Social media has become almost an intrinsic part of our lives, changing how we communicate with others, share content, and the way we build our social relations. Big tech companies have found a way to link every aspect of our daily lives to their platforms, from work to having fun. While these platforms have some benefits, there is a growing debate over their impact on our heads, and our connection with reality. Beyond that, there is a concern with our data, personal information, and privacy. Let's analyze how socialization on the internet turned into the current scenario, and what improvements can be made.
From the beginning of the internet to the Golden Age
The development of the World Wide Web in the early 1990s by Sir Tim Berners-Lee is the initial point of our journey. The web we know was created, by introducing a user-friendly interface, hypertext links, and multimedia capabilities. An almost infinite number of websites began to emerge, facilitating the communication and exchange of information between people on a global scale.
A short time after, in the late 90s, we witnessed the rise of search engines like Google, Yahoo, and later, the Wikipedia project. With those, people with internet connection gained access to vast amounts of knowledge, gaining the possibility to research and learn with no geographic or social boundaries.
The Internet Golden Age took place in the approximate period of 2004 to 2010. It began with the flourishing of many online communities, some present in games like Runescape or World of Warcraft, and many others in online forums like Gamefaqs, Newgrounds, and Myspace. Social Media was not a name for 4 or 5 big platforms that almost everybody uses, the internet was a new frontier of websites and applications for many different niches. Every internet user had their favorite web spaces, where they interacted with other people and discussed common interests. These communities fostered a sense of belonging among users, being the right place for the rise of new ideas.

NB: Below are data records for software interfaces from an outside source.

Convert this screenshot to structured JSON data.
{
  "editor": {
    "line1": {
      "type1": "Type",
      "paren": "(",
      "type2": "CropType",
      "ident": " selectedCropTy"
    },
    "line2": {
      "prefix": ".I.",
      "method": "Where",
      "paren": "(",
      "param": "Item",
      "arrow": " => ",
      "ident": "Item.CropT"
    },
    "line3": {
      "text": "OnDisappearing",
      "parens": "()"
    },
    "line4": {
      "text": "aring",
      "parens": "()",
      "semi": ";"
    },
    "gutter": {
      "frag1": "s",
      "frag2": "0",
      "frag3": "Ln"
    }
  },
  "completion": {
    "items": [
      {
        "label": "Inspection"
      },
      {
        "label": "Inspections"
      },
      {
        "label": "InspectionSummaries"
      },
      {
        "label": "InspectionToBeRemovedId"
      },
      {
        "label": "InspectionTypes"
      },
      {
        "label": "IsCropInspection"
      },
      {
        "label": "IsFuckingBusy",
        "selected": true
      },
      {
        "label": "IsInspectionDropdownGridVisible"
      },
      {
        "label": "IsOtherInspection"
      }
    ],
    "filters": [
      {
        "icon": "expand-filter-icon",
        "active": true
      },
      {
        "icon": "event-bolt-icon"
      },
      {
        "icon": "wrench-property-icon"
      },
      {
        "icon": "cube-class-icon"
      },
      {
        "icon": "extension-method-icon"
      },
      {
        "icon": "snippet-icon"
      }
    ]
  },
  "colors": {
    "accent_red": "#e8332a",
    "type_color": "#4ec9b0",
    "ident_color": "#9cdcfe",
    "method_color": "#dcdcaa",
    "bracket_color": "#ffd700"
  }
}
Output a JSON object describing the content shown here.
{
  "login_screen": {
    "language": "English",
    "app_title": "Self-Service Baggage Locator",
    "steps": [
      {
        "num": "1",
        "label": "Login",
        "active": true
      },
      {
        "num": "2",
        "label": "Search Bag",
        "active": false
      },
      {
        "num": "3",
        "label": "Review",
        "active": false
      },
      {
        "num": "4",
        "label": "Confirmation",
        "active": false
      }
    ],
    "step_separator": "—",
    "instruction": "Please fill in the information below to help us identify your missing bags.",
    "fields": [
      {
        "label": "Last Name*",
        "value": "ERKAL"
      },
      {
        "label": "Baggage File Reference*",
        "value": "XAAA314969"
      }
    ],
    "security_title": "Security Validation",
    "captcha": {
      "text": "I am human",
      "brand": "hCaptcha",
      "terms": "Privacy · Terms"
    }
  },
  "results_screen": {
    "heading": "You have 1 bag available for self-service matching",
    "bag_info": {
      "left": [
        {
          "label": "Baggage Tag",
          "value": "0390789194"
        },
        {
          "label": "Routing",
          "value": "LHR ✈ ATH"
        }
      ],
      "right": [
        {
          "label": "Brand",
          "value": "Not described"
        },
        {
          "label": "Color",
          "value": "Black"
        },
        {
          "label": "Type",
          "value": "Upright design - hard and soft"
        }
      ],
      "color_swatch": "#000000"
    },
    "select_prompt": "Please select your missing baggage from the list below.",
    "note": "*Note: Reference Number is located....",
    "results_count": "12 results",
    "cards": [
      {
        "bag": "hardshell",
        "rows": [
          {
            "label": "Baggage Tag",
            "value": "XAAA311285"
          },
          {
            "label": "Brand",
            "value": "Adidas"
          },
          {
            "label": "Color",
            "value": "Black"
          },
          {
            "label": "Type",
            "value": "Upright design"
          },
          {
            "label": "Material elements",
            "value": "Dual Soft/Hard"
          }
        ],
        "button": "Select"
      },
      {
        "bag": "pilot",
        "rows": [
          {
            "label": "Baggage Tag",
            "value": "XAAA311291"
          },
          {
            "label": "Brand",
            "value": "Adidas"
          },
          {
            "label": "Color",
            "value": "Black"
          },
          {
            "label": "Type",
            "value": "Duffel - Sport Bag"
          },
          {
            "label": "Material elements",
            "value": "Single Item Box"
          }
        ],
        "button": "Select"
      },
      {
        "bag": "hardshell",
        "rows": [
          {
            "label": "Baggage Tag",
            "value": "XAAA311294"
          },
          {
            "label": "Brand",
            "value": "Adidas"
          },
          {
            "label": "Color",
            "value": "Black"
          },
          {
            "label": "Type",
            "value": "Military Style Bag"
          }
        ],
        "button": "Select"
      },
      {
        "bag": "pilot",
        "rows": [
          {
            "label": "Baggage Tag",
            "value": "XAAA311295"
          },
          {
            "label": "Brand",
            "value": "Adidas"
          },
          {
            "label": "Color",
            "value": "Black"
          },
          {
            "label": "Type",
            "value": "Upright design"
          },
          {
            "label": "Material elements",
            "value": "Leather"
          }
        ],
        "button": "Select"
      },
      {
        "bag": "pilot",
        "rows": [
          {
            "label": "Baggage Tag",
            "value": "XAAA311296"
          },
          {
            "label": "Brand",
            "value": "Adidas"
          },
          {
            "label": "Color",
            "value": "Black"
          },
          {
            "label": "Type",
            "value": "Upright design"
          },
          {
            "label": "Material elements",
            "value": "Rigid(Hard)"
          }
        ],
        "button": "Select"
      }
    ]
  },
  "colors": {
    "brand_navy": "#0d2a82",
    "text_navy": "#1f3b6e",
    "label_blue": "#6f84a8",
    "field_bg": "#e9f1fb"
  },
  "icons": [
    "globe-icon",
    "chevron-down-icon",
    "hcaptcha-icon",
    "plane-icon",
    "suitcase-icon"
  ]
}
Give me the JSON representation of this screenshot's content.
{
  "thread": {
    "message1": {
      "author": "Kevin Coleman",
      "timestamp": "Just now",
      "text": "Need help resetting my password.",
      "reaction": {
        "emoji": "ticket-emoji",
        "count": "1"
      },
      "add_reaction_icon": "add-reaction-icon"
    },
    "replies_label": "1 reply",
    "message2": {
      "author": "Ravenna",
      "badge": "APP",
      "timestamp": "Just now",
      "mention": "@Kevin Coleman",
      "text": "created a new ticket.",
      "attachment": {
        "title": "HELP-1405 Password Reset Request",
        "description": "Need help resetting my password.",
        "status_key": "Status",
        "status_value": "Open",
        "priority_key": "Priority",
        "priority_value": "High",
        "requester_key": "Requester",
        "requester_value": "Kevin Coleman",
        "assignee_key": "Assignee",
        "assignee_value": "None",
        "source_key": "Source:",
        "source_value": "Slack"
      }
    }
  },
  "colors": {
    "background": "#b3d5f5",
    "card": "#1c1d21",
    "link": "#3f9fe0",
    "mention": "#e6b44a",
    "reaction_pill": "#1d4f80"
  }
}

At that time the concept of Web 2.0 gained popularity. Websites became more interactive, and users were now creating and collaborating on new content. The creation of YouTube was a milestone, offering users an easy platform for uploading content and watching funny home videos. The website was so free back then that even channel homepages were customizable, a reflection of the 2000s internet style.
The internet nowadays
At the end of the 2000s, we entered an era where the internet started to be dominated by big social media platforms. Facebook was the first great example, a user-friendly social network adapted to include all kinds of people. From this point, most internet users began accessing the same platforms. Social Media has become the primary source of news, information, and entertainment for many. A few companies were now concentrating power, becoming the real internet gatekeepers, controlling the reach and visibility of information.
The dominance of those big social media platforms led to a decline in independent sites. Monetization models often prioritize advertising revenue with algorithms designed to optimize engagement, promoting clickbait and other sensational content. There are also concerns about data privacy, users often give up personal information to social media companies, which is monetized and used for targeted advertising. The control of vast amounts of data raises concerns about surveillance and abuse of power.
While those platforms have brought unprecedented connectivity, their rise also alerted us about internet dominance. It is crucial to address these challenges and explore ways to promote a more diverse and popular internet, that once was in the hands of regular people.
Decred and the internet
Decred is known for its applications that use blockchain technology to facilitate peer to peer engagement, but it surprised the crypto community at the end of 2022 when Bison Relay launched. Bison Relay is a new take on social media, a Decred-based communication tool that enables free speech, free association, and an alternative to traditional platforms. Bison Relay follows the Decred ethos of privacy, with heavy use of the Decred Lightning Network, where every message sent is encrypted. The use of the network also makes it possible for users to monetize their content, receiving payment via LN micropayments.
Jake Yocom-Piatt, Decred project leader, conceived Bison Relay after understanding that the current "internet is broken and in desperate need of a reboot, the root of the problem is that the web and social media platforms are fundamentally custodial networks. When people have custody of your data, content, and metadata, they can record, sell or even manipulate it." The Decred project is aiming for a decentralized social network, where users have full sovereignty over their data and absolute freedom of speech.
Do you think that a second golden age of the internet is possible? Where once again people have privacy, rejecting centralized web powers such as Meta, Google, Twitter, and TikTok? If it happens, Bison Relay could have a huge role to play in decentralizing the internet.
What features do you think Bison Relay should implement next? Leave a comment!